Of course, on both the simple moral reading, and the deeper theological one I’ve suggested, the teaching looks the same – don’t sleep around and don’t get drunk. In both cases it sounds like a ‘No’ to things some might prefer at least to be free to do, should we want to.
It can only be a ‘No’ on the merely moral reading There is here really only darkness. But, on the deeper theological reading, the No is preceded by a Yes. The Yes is an affirmation of both our spirits and our bodies as fundamental to what we are. It is the ‘Yes’ which affirms the ‘resurrection of the body’ – our bodies in the Body of Christ – whatever that might ultimately look like. This ‘Yes’ declares that even what seems to threaten us most – the loss of our bodies and spirits in death – does not have ultimate sway. The ‘Yes’ of the gospel is a light by which we see God’s faithfulness to the world as he has created it. We are created as truly spirited bodies which have their fullest life when my connection to others – my reconciliation to others – matches my reconciliation to the connection of my own body and heart.

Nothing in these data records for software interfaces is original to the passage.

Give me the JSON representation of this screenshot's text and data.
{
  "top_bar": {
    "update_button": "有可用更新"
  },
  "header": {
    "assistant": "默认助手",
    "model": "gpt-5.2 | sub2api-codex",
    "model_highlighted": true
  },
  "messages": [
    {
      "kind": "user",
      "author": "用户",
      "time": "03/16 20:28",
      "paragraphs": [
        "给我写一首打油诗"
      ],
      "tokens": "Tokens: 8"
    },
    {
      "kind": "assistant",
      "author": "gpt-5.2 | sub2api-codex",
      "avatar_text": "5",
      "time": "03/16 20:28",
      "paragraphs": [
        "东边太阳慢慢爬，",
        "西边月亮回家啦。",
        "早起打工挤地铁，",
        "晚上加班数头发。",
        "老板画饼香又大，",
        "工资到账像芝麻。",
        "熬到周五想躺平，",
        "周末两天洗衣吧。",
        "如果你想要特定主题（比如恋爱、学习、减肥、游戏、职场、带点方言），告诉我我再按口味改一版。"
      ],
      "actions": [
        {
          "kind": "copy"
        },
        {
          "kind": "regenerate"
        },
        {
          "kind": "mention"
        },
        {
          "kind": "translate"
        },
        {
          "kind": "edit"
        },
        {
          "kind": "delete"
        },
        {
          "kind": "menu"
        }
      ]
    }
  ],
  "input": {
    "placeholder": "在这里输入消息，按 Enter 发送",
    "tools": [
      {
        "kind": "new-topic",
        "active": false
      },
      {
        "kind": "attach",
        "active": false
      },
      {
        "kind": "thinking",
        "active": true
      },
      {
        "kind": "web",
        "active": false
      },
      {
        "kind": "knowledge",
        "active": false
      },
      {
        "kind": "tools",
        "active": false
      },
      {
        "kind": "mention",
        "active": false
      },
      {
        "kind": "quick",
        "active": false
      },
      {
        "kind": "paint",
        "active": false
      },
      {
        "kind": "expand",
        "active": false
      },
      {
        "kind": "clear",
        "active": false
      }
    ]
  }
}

The ‘Yes’ God speaks is the gift of God’s own Spirit in the risen Body of Christ, given that our minds and bodies might be reconciled – within us and between us.
It is simply for us to pray and act towards the enlivening of our bodies and spirits through what God has promised, and to look for that new life in relationships and actions which reflect God’s own faithfulness to body and to spirit.
Let us, then, so pray and act: as children of light.